** Material provided follows **
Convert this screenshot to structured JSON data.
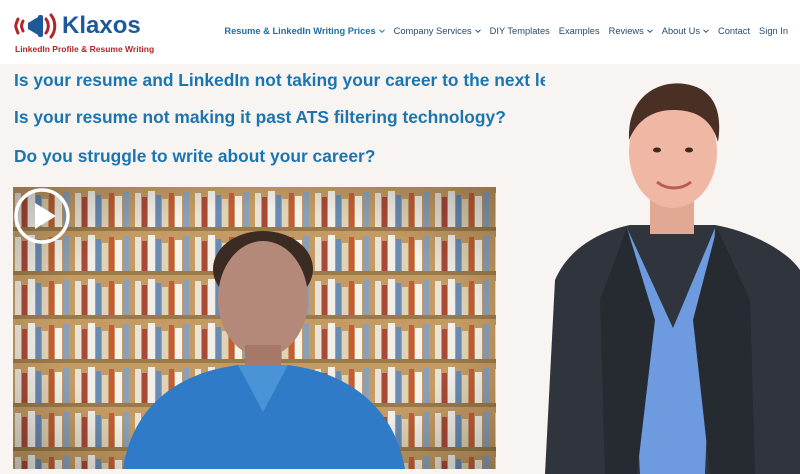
{
  "brand": {
    "name": "Klaxos",
    "tagline": "LinkedIn Profile & Resume Writing"
  },
  "nav": {
    "items": [
      {
        "label": "Resume & LinkedIn Writing Prices",
        "dropdown": true,
        "active": true
      },
      {
        "label": "Company Services",
        "dropdown": true
      },
      {
        "label": "DIY Templates",
        "dropdown": false
      },
      {
        "label": "Examples",
        "dropdown": false
      },
      {
        "label": "Reviews",
        "dropdown": true
      },
      {
        "label": "About Us",
        "dropdown": true
      },
      {
        "label": "Contact",
        "dropdown": false
      },
      {
        "label": "Sign In",
        "dropdown": false
      }
    ]
  },
  "hero": {
    "headlines": [
      "Is your resume and LinkedIn not taking your career to the next level?",
      "Is your resume not making it past ATS filtering technology?",
      "Do you struggle to write about your career?"
    ]
  },
  "colors": {
    "brand_blue": "#1e5a9a",
    "headline_blue": "#1b76b0",
    "brand_red": "#b3242a",
    "nav_text": "#2a4a6d"
  },
  "icons": {
    "play": "play-icon",
    "chevron": "chevron-down-icon",
    "logo": "megaphone-logo-icon"
  }
}
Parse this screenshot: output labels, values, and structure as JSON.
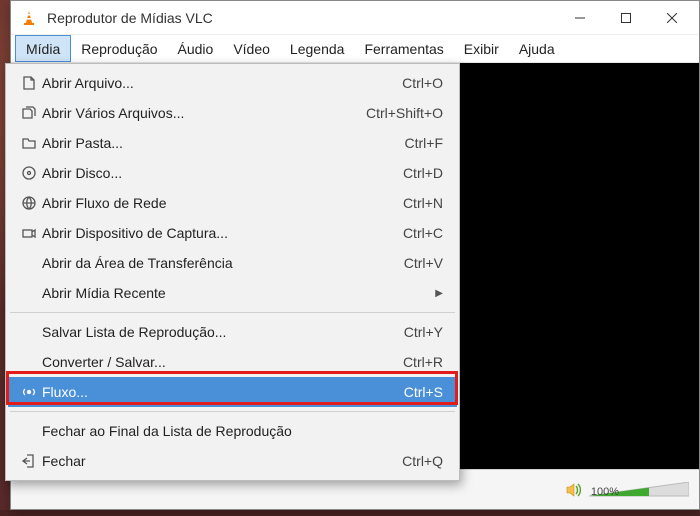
{
  "title": "Reprodutor de Mídias VLC",
  "menubar": {
    "items": [
      {
        "label": "Mídia",
        "active": true
      },
      {
        "label": "Reprodução"
      },
      {
        "label": "Áudio"
      },
      {
        "label": "Vídeo"
      },
      {
        "label": "Legenda"
      },
      {
        "label": "Ferramentas"
      },
      {
        "label": "Exibir"
      },
      {
        "label": "Ajuda"
      }
    ]
  },
  "volume": {
    "pct": "100%"
  },
  "menu": {
    "items": [
      {
        "icon": "file",
        "label": "Abrir Arquivo...",
        "shortcut": "Ctrl+O"
      },
      {
        "icon": "files",
        "label": "Abrir Vários Arquivos...",
        "shortcut": "Ctrl+Shift+O"
      },
      {
        "icon": "folder",
        "label": "Abrir Pasta...",
        "shortcut": "Ctrl+F"
      },
      {
        "icon": "disc",
        "label": "Abrir Disco...",
        "shortcut": "Ctrl+D"
      },
      {
        "icon": "net",
        "label": "Abrir Fluxo de Rede",
        "shortcut": "Ctrl+N"
      },
      {
        "icon": "capture",
        "label": "Abrir Dispositivo de Captura...",
        "shortcut": "Ctrl+C"
      },
      {
        "icon": "",
        "label": "Abrir da Área de Transferência",
        "shortcut": "Ctrl+V"
      },
      {
        "icon": "",
        "label": "Abrir Mídia Recente",
        "shortcut": "",
        "submenu": true
      },
      {
        "sep": true
      },
      {
        "icon": "",
        "label": "Salvar Lista de Reprodução...",
        "shortcut": "Ctrl+Y"
      },
      {
        "icon": "",
        "label": "Converter / Salvar...",
        "shortcut": "Ctrl+R"
      },
      {
        "icon": "stream",
        "label": "Fluxo...",
        "shortcut": "Ctrl+S",
        "highlight": true
      },
      {
        "sep": true
      },
      {
        "icon": "",
        "label": "Fechar ao Final da Lista de Reprodução",
        "shortcut": ""
      },
      {
        "icon": "exit",
        "label": "Fechar",
        "shortcut": "Ctrl+Q"
      }
    ]
  }
}
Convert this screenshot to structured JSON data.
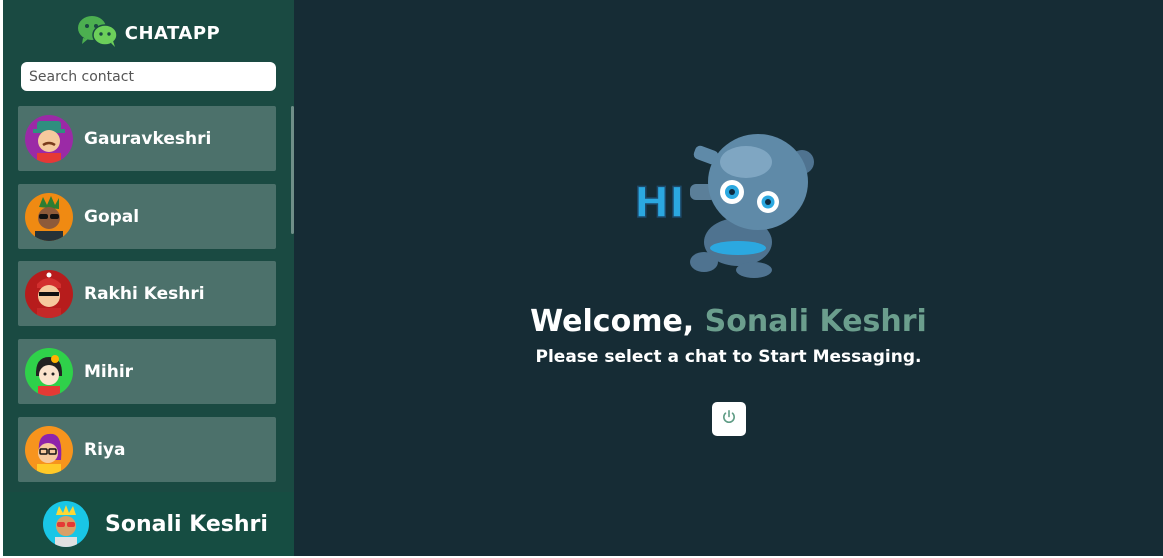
{
  "brand": {
    "title": "CHATAPP"
  },
  "search": {
    "placeholder": "Search contact"
  },
  "contacts": [
    {
      "name": "Gauravkeshri",
      "avatar_bg": "#9b2aa6"
    },
    {
      "name": "Gopal",
      "avatar_bg": "#f08a12"
    },
    {
      "name": "Rakhi Keshri",
      "avatar_bg": "#b71c1c"
    },
    {
      "name": "Mihir",
      "avatar_bg": "#2fd14a"
    },
    {
      "name": "Riya",
      "avatar_bg": "#f7941d"
    }
  ],
  "current_user": {
    "name": "Sonali Keshri",
    "avatar_bg": "#19c6e6"
  },
  "main": {
    "welcome_prefix": "Welcome, ",
    "welcome_name": "Sonali Keshri",
    "subtitle": "Please select a chat to Start Messaging.",
    "robot_text": "HI"
  },
  "colors": {
    "sidebar": "#1a4a42",
    "contact_card": "#4c716b",
    "main_bg": "#162c35",
    "accent_name": "#6b9e8d"
  },
  "icons": {
    "brand": "wechat-icon",
    "logout": "power-icon"
  }
}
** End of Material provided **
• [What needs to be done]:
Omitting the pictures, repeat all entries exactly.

• [Solution for this problem]:
Convert this screenshot to structured JSON data.
{
  "brand": {
    "name": "Klaxos",
    "tagline": "LinkedIn Profile & Resume Writing"
  },
  "nav": {
    "items": [
      {
        "label": "Resume & LinkedIn Writing Prices",
        "dropdown": true,
        "active": true
      },
      {
        "label": "Company Services",
        "dropdown": true
      },
      {
        "label": "DIY Templates",
        "dropdown": false
      },
      {
        "label": "Examples",
        "dropdown": false
      },
      {
        "label": "Reviews",
        "dropdown": true
      },
      {
        "label": "About Us",
        "dropdown": true
      },
      {
        "label": "Contact",
        "dropdown": false
      },
      {
        "label": "Sign In",
        "dropdown": false
      }
    ]
  },
  "hero": {
    "headlines": [
      "Is your resume and LinkedIn not taking your career to the next level?",
      "Is your resume not making it past ATS filtering technology?",
      "Do you struggle to write about your career?"
    ]
  },
  "colors": {
    "brand_blue": "#1e5a9a",
    "headline_blue": "#1b76b0",
    "brand_red": "#b3242a",
    "nav_text": "#2a4a6d"
  },
  "icons": {
    "play": "play-icon",
    "chevron": "chevron-down-icon",
    "logo": "megaphone-logo-icon"
  }
}
Parse this screenshot: output labels, values, and structure as JSON.
{
  "title": "Reprodutor de Mídias VLC",
  "menubar": {
    "items": [
      {
        "label": "Mídia",
        "active": true
      },
      {
        "label": "Reprodução"
      },
      {
        "label": "Áudio"
      },
      {
        "label": "Vídeo"
      },
      {
        "label": "Legenda"
      },
      {
        "label": "Ferramentas"
      },
      {
        "label": "Exibir"
      },
      {
        "label": "Ajuda"
      }
    ]
  },
  "volume": {
    "pct": "100%"
  },
  "menu": {
    "items": [
      {
        "icon": "file",
        "label": "Abrir Arquivo...",
        "shortcut": "Ctrl+O"
      },
      {
        "icon": "files",
        "label": "Abrir Vários Arquivos...",
        "shortcut": "Ctrl+Shift+O"
      },
      {
        "icon": "folder",
        "label": "Abrir Pasta...",
        "shortcut": "Ctrl+F"
      },
      {
        "icon": "disc",
        "label": "Abrir Disco...",
        "shortcut": "Ctrl+D"
      },
      {
        "icon": "net",
        "label": "Abrir Fluxo de Rede",
        "shortcut": "Ctrl+N"
      },
      {
        "icon": "capture",
        "label": "Abrir Dispositivo de Captura...",
        "shortcut": "Ctrl+C"
      },
      {
        "icon": "",
        "label": "Abrir da Área de Transferência",
        "shortcut": "Ctrl+V"
      },
      {
        "icon": "",
        "label": "Abrir Mídia Recente",
        "shortcut": "",
        "submenu": true
      },
      {
        "sep": true
      },
      {
        "icon": "",
        "label": "Salvar Lista de Reprodução...",
        "shortcut": "Ctrl+Y"
      },
      {
        "icon": "",
        "label": "Converter / Salvar...",
        "shortcut": "Ctrl+R"
      },
      {
        "icon": "stream",
        "label": "Fluxo...",
        "shortcut": "Ctrl+S",
        "highlight": true
      },
      {
        "sep": true
      },
      {
        "icon": "",
        "label": "Fechar ao Final da Lista de Reprodução",
        "shortcut": ""
      },
      {
        "icon": "exit",
        "label": "Fechar",
        "shortcut": "Ctrl+Q"
      }
    ]
  }
}
Convert this screenshot to structured JSON data.
{
  "brand": {
    "title": "CHATAPP"
  },
  "search": {
    "placeholder": "Search contact"
  },
  "contacts": [
    {
      "name": "Gauravkeshri",
      "avatar_bg": "#9b2aa6"
    },
    {
      "name": "Gopal",
      "avatar_bg": "#f08a12"
    },
    {
      "name": "Rakhi Keshri",
      "avatar_bg": "#b71c1c"
    },
    {
      "name": "Mihir",
      "avatar_bg": "#2fd14a"
    },
    {
      "name": "Riya",
      "avatar_bg": "#f7941d"
    }
  ],
  "current_user": {
    "name": "Sonali Keshri",
    "avatar_bg": "#19c6e6"
  },
  "main": {
    "welcome_prefix": "Welcome, ",
    "welcome_name": "Sonali Keshri",
    "subtitle": "Please select a chat to Start Messaging.",
    "robot_text": "HI"
  },
  "colors": {
    "sidebar": "#1a4a42",
    "contact_card": "#4c716b",
    "main_bg": "#162c35",
    "accent_name": "#6b9e8d"
  },
  "icons": {
    "brand": "wechat-icon",
    "logout": "power-icon"
  }
}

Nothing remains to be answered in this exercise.